Jazz, film, and improvised culture.
Rivoire and Frantz Hoffmeister were practically like the Crittenden siblings in
the American Civil War. The two friends were as close as brothers, yet the
Frenchman and German wound up on opposite sides of World War I. The former
survived, but the latter did not. Yet, Rivoire’s unexpected presence becomes
strangely comforting to Hoffmeister’s parents and his fiancée in François Ozon’s
Frantz (trailer here), which opens
tomorrow in New York.
almost became Anna Hoffmeister, but she lives with her intended in-laws anyway,
like a dutiful widow. She is rather surprised to spy a stranger leaving flowers
at Frantz’s grave, especially when he turns out to be French. Oddly, she had
never heard of her not quite husband’s close friend from Paris, but she is
moved by his genuine grief. At first, Hoffmeister’s father is standoffish, but
soon the entire family takes consolation from Rivoire’s fond remembrances.
Anna’s relationship with Rivoire becomes heavier and more emotionally complex.
Yet, she also starts to suspect he harbors a secret, which he does, but the
press notes duly entreats us not to reveal it.
Frantz is billed as a
loose riff on Ernst Lubitsch’s Broken
Lullaby that also shares similarities with a certain Daniel Vigne film, but
Ozon takes it in a completely different direction. Arguably, nothing works out
according to our hopes and expectations at the midway point, yet there is an
elegant perfection to its ultimate conclusion. Like the best films, Frantz satisfies while it surprises.
not exactly an unknown quantity, Paula Beer (a good German name if ever there
was one) is a true revelation in Frantz.
She convincingly portrays Anna’s lingering sorrow, but that is just the tip of
the iceberg. It is a subtle but wide-ranging performance that touches on the
full gamut of human feeling.

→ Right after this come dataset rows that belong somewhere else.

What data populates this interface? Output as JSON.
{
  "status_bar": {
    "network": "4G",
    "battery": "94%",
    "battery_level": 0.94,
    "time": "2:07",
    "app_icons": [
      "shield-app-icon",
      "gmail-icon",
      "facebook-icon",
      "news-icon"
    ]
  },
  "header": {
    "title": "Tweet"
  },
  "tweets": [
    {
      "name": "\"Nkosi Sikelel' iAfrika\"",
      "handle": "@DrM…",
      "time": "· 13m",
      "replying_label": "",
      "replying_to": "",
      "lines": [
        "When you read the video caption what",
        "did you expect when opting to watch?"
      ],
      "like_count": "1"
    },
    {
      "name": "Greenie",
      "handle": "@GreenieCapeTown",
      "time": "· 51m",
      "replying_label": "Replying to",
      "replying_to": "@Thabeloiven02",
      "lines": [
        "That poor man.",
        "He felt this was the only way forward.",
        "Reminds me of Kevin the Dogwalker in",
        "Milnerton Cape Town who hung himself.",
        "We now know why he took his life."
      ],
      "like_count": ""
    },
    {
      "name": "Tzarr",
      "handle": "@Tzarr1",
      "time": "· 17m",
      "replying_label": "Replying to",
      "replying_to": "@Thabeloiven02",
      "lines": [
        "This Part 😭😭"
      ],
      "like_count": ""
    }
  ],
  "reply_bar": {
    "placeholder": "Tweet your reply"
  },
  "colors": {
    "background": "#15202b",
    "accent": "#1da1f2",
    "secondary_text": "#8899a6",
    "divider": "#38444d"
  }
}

Pierre Niney (one of the dueling Yves Saint Laurents) plays Rivoire with great sensitivity, as well as the conspicuous
Frenchness the role demands, while Ernst Stötzner and Marie Gruber further
reinforce the film’s elegiac sophistication as the dignified and grief-stricken
Doktor and Magda Hoffmeister.
Ozon is an unusually prolific and generally
reliable filmmaker, but Frantz represents
one of his most assured works. It ranks with his masterful In the House, which was released four full years ago. It is also
incredibly striking, thanks to Pascal Marti’s luminous black-and-white
cinematography, which justly won this year’s César Award. Very highly
recommended, Frantz opens tomorrow
(3/15) in New York, at Film Forum.
Labels: Francois Ozon, French Cinema